(Task instructions) Copy out each line of the material below with no changes.

[Opening Supplied records section]

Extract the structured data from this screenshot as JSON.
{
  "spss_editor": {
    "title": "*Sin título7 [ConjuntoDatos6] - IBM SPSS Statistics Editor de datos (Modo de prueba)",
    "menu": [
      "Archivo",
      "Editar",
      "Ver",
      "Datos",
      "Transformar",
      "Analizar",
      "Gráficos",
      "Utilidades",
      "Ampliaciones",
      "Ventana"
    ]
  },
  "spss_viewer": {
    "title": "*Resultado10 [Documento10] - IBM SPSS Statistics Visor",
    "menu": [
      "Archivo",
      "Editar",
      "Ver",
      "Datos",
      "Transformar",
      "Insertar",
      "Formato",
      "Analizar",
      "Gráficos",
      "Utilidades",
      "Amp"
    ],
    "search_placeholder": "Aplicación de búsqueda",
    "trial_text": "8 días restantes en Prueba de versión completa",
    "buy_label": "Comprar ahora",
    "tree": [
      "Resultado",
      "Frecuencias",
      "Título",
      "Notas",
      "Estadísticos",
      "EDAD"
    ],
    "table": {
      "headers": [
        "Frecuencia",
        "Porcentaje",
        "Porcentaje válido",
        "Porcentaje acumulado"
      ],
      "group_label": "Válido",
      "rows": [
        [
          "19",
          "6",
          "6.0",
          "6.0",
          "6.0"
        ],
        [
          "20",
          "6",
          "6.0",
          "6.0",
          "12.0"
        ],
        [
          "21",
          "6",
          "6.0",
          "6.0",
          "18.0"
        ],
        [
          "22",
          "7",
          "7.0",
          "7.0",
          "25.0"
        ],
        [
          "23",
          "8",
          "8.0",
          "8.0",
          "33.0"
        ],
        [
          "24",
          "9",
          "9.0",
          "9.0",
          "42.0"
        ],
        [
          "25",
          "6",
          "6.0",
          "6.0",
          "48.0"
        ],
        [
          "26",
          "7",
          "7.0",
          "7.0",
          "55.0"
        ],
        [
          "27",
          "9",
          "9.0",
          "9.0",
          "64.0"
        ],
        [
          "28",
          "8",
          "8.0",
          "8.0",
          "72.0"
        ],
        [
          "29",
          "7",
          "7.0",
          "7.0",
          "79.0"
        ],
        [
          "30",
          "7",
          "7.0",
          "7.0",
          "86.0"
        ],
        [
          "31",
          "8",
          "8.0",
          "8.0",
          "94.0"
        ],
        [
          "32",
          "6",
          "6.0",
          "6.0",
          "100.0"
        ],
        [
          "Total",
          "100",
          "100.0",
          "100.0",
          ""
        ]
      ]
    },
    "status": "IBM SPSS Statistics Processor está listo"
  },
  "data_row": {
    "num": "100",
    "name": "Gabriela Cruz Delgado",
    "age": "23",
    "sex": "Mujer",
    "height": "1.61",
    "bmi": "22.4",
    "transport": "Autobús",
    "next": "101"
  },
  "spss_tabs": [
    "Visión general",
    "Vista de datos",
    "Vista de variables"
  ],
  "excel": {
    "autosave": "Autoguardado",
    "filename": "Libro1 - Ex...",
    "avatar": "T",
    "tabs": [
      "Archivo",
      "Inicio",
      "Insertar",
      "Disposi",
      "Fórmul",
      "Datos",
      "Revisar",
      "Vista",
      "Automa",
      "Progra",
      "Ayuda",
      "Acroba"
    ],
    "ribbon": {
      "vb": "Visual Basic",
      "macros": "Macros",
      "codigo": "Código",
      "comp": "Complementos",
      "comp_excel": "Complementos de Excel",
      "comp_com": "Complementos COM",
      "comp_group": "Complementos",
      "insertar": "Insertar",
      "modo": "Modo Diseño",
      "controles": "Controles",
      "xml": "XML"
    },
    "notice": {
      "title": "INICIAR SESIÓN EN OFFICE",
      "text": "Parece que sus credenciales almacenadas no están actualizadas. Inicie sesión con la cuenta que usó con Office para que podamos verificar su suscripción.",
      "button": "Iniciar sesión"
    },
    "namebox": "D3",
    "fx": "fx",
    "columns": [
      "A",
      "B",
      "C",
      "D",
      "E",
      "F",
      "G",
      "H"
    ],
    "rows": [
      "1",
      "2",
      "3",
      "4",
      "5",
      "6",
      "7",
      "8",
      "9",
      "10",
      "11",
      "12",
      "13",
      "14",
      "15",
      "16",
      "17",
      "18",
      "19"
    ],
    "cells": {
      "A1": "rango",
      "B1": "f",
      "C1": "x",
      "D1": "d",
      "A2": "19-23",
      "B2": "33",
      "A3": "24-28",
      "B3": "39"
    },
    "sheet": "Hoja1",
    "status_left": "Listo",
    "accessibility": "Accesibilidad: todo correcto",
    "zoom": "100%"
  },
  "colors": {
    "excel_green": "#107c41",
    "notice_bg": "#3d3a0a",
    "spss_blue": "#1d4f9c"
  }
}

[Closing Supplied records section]

(Result of this exercise)
Extract the structured data from this screenshot as JSON.
{
  "spss_editor": {
    "title": "*Sin título7 [ConjuntoDatos6] - IBM SPSS Statistics Editor de datos (Modo de prueba)",
    "menu": [
      "Archivo",
      "Editar",
      "Ver",
      "Datos",
      "Transformar",
      "Analizar",
      "Gráficos",
      "Utilidades",
      "Ampliaciones",
      "Ventana"
    ]
  },
  "spss_viewer": {
    "title": "*Resultado10 [Documento10] - IBM SPSS Statistics Visor",
    "menu": [
      "Archivo",
      "Editar",
      "Ver",
      "Datos",
      "Transformar",
      "Insertar",
      "Formato",
      "Analizar",
      "Gráficos",
      "Utilidades",
      "Amp"
    ],
    "search_placeholder": "Aplicación de búsqueda",
    "trial_text": "8 días restantes en Prueba de versión completa",
    "buy_label": "Comprar ahora",
    "tree": [
      "Resultado",
      "Frecuencias",
      "Título",
      "Notas",
      "Estadísticos",
      "EDAD"
    ],
    "table": {
      "headers": [
        "Frecuencia",
        "Porcentaje",
        "Porcentaje válido",
        "Porcentaje acumulado"
      ],
      "group_label": "Válido",
      "rows": [
        [
          "19",
          "6",
          "6.0",
          "6.0",
          "6.0"
        ],
        [
          "20",
          "6",
          "6.0",
          "6.0",
          "12.0"
        ],
        [
          "21",
          "6",
          "6.0",
          "6.0",
          "18.0"
        ],
        [
          "22",
          "7",
          "7.0",
          "7.0",
          "25.0"
        ],
        [
          "23",
          "8",
          "8.0",
          "8.0",
          "33.0"
        ],
        [
          "24",
          "9",
          "9.0",
          "9.0",
          "42.0"
        ],
        [
          "25",
          "6",
          "6.0",
          "6.0",
          "48.0"
        ],
        [
          "26",
          "7",
          "7.0",
          "7.0",
          "55.0"
        ],
        [
          "27",
          "9",
          "9.0",
          "9.0",
          "64.0"
        ],
        [
          "28",
          "8",
          "8.0",
          "8.0",
          "72.0"
        ],
        [
          "29",
          "7",
          "7.0",
          "7.0",
          "79.0"
        ],
        [
          "30",
          "7",
          "7.0",
          "7.0",
          "86.0"
        ],
        [
          "31",
          "8",
          "8.0",
          "8.0",
          "94.0"
        ],
        [
          "32",
          "6",
          "6.0",
          "6.0",
          "100.0"
        ],
        [
          "Total",
          "100",
          "100.0",
          "100.0",
          ""
        ]
      ]
    },
    "status": "IBM SPSS Statistics Processor está listo"
  },
  "data_row": {
    "num": "100",
    "name": "Gabriela Cruz Delgado",
    "age": "23",
    "sex": "Mujer",
    "height": "1.61",
    "bmi": "22.4",
    "transport": "Autobús",
    "next": "101"
  },
  "spss_tabs": [
    "Visión general",
    "Vista de datos",
    "Vista de variables"
  ],
  "excel": {
    "autosave": "Autoguardado",
    "filename": "Libro1 - Ex...",
    "avatar": "T",
    "tabs": [
      "Archivo",
      "Inicio",
      "Insertar",
      "Disposi",
      "Fórmul",
      "Datos",
      "Revisar",
      "Vista",
      "Automa",
      "Progra",
      "Ayuda",
      "Acroba"
    ],
    "ribbon": {
      "vb": "Visual Basic",
      "macros": "Macros",
      "codigo": "Código",
      "comp": "Complementos",
      "comp_excel": "Complementos de Excel",
      "comp_com": "Complementos COM",
      "comp_group": "Complementos",
      "insertar": "Insertar",
      "modo": "Modo Diseño",
      "controles": "Controles",
      "xml": "XML"
    },
    "notice": {
      "title": "INICIAR SESIÓN EN OFFICE",
      "text": "Parece que sus credenciales almacenadas no están actualizadas. Inicie sesión con la cuenta que usó con Office para que podamos verificar su suscripción.",
      "button": "Iniciar sesión"
    },
    "namebox": "D3",
    "fx": "fx",
    "columns": [
      "A",
      "B",
      "C",
      "D",
      "E",
      "F",
      "G",
      "H"
    ],
    "rows": [
      "1",
      "2",
      "3",
      "4",
      "5",
      "6",
      "7",
      "8",
      "9",
      "10",
      "11",
      "12",
      "13",
      "14",
      "15",
      "16",
      "17",
      "18",
      "19"
    ],
    "cells": {
      "A1": "rango",
      "B1": "f",
      "C1": "x",
      "D1": "d",
      "A2": "19-23",
      "B2": "33",
      "A3": "24-28",
      "B3": "39"
    },
    "sheet": "Hoja1",
    "status_left": "Listo",
    "accessibility": "Accesibilidad: todo correcto",
    "zoom": "100%"
  },
  "colors": {
    "excel_green": "#107c41",
    "notice_bg": "#3d3a0a",
    "spss_blue": "#1d4f9c"
  }
}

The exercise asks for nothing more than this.